To investigate the breakdown pressure and the energy transferred to the surrounding rock, numerical simulations of circular boreholes under internal hydraulic pressure are carried out. For this purpose, a micromechanical continuum damage model proposed by Golshani et al. [1] is used. The simulation results show that the borehole breakdown pressure and the energy transferred to the surrounding rock are dependent on the mechanical properties of the rock, borehole size and far-field confining stresses. Although the energy transferred to the surrounding rock increases with increasing borehole size, the borehole breakdown pressure decreases. The analysis also shows that breakdown does not occur even if a crack initiated at a borehole wall. In fact, the breakdown occurs when the crack growth becomes unstable. In other words, breakdown pressure appears to correspond to the onset of unstable crack growth.


Stresses are applied inside the boreholes either to produce deformations in order to determine the modulus of the rock or to induce fractures [2]. Hydraulic fracturing is one of the techniques used to stimulate the production of oil or gas in reservoirs. This technique involves pumping a fluid under pressure into a borehole. This pressurized fluid introduced into the borehole produces stress concentration in the surrounding rock causing the development of fractures. Furthermore, hydraulic fracturing is the common method for stress measurement in geotechnical engineering application. Breakdown pressure i.e., the pressure at which fracturing occurs, is regarded as a function of the state of stress. In fact, attention is focused on the prediction of the borehole breakdown pressure and is usually the only parameter available to evaluate the operation [3]. However, the energy transferred to the rock during pressurization of the borehole can be considered as another parameter for the evaluation of the operation. Energy can be stored in or released from the rock medium in the vicinity of a borehole subjected to internal pressure. If the internal energy exceeds the limit that the material can withstand, the energy release will occur to reestablish the internal energy level within a tolerable limit. Griffith [4] suggested that a potential relief mechanism is the micro-cracking. According to his theory the excess of energy is dissipated with the growth of microcracks during rock failure. When the internal energy reaches a critical limit, this level must be reduced by one or more relief mechanisms. As previously explained, the most significant relief mechanism for rocks is microcracking. The main objective of this paper is to investigate numerically the breakdown pressure and the energy transferred to the rock around a vertical borehole under breakdown pressure by using a micromechanics-based continuum damage model proposed by Golshani et al. [1]. For this purpose three types of rocks i.e., Inada granite, Mount Isa granite and Toowoomba basalt are simulated. The effect of borehole diameter and far-field stresses on the breakdown pressure and the transferred energy will also be discussed.
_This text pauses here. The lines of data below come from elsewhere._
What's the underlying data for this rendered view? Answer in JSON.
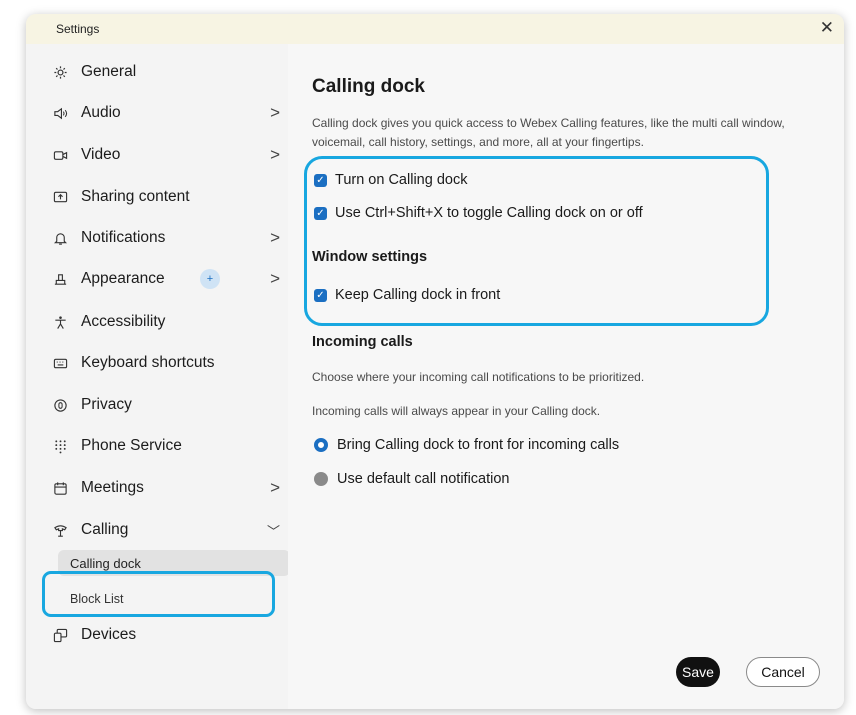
{
  "window": {
    "title": "Settings",
    "close_label": "✕"
  },
  "sidebar": {
    "items": [
      {
        "label": "General",
        "icon": "gear-icon"
      },
      {
        "label": "Audio",
        "icon": "speaker-icon",
        "chevron": ">"
      },
      {
        "label": "Video",
        "icon": "camera-icon",
        "chevron": ">"
      },
      {
        "label": "Sharing content",
        "icon": "share-screen-icon"
      },
      {
        "label": "Notifications",
        "icon": "bell-icon",
        "chevron": ">"
      },
      {
        "label": "Appearance",
        "icon": "paint-icon",
        "chevron": ">",
        "badge": "+"
      },
      {
        "label": "Accessibility",
        "icon": "accessibility-icon"
      },
      {
        "label": "Keyboard shortcuts",
        "icon": "keyboard-icon"
      },
      {
        "label": "Privacy",
        "icon": "privacy-icon"
      },
      {
        "label": "Phone Service",
        "icon": "dialpad-icon"
      },
      {
        "label": "Meetings",
        "icon": "calendar-icon",
        "chevron": ">"
      },
      {
        "label": "Calling",
        "icon": "phone-icon",
        "chevron": "﹀"
      },
      {
        "label": "Devices",
        "icon": "devices-icon"
      }
    ],
    "sub_items": [
      {
        "label": "Calling dock",
        "selected": true
      },
      {
        "label": "Block List",
        "selected": false
      }
    ]
  },
  "main": {
    "title": "Calling dock",
    "description": "Calling dock gives you quick access to Webex Calling features, like the multi call window, voicemail, call history, settings, and more, all at your fingertips.",
    "checkboxes": [
      {
        "label": "Turn on Calling dock",
        "checked": true
      },
      {
        "label": "Use Ctrl+Shift+X to toggle Calling dock on or off",
        "checked": true
      }
    ],
    "window_settings": {
      "heading": "Window settings",
      "checkbox": {
        "label": "Keep Calling dock in front",
        "checked": true
      }
    },
    "incoming_calls": {
      "heading": "Incoming calls",
      "text1": "Choose where your incoming call notifications to be prioritized.",
      "text2": "Incoming calls will always appear in your Calling dock.",
      "options": [
        {
          "label": "Bring Calling dock to front for incoming calls",
          "selected": true
        },
        {
          "label": "Use default call notification",
          "selected": false
        }
      ]
    }
  },
  "footer": {
    "save_label": "Save",
    "cancel_label": "Cancel"
  },
  "colors": {
    "accent": "#1b6fc2",
    "highlight": "#18a7e0",
    "titlebar": "#f7f4e3"
  }
}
This content is only available via PDF.
You can access this article if you purchase or spend a download.